### AIM OF THE EXERCISE
Could you filter the records below down to the lines that include the word "description"?

--- PROVIDED RECORDS ---

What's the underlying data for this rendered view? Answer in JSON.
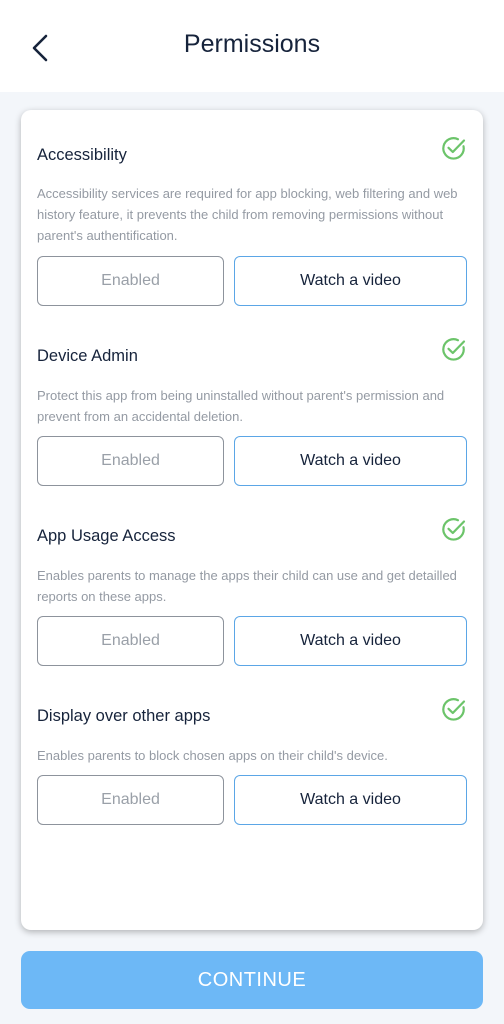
{
  "header": {
    "title": "Permissions"
  },
  "permissions": [
    {
      "title": "Accessibility",
      "description": "Accessibility services are required for app blocking, web filtering and web history feature, it prevents the child from removing permissions without parent's authentification.",
      "status_label": "Enabled",
      "video_label": "Watch a video",
      "granted": true
    },
    {
      "title": "Device Admin",
      "description": "Protect this app from being uninstalled without parent's permission and prevent from an accidental deletion.",
      "status_label": "Enabled",
      "video_label": "Watch a video",
      "granted": true
    },
    {
      "title": "App Usage Access",
      "description": "Enables parents to manage the apps their child can use and get detailled reports on these apps.",
      "status_label": "Enabled",
      "video_label": "Watch a video",
      "granted": true
    },
    {
      "title": "Display over other apps",
      "description": "Enables parents to block chosen apps on their child's device.",
      "status_label": "Enabled",
      "video_label": "Watch a video",
      "granted": true
    }
  ],
  "continue_label": "CONTINUE",
  "icons": {
    "back": "chevron-left-icon",
    "granted": "check-circle-icon"
  },
  "colors": {
    "accent": "#6db8f6",
    "check": "#6cc46a",
    "video_border": "#5ba6e6",
    "title": "#16233b",
    "muted": "#949aa3"
  }
}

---

### OUTPUT OF THE EXERCISE
      "description": "Accessibility services are required for app blocking, web filtering and web history feature, it prevents the child from removing permissions without parent's authentification.",
      "description": "Protect this app from being uninstalled without parent's permission and prevent from an accidental deletion.",
      "description": "Enables parents to manage the apps their child can use and get detailled reports on these apps.",
      "description": "Enables parents to block chosen apps on their child's device.",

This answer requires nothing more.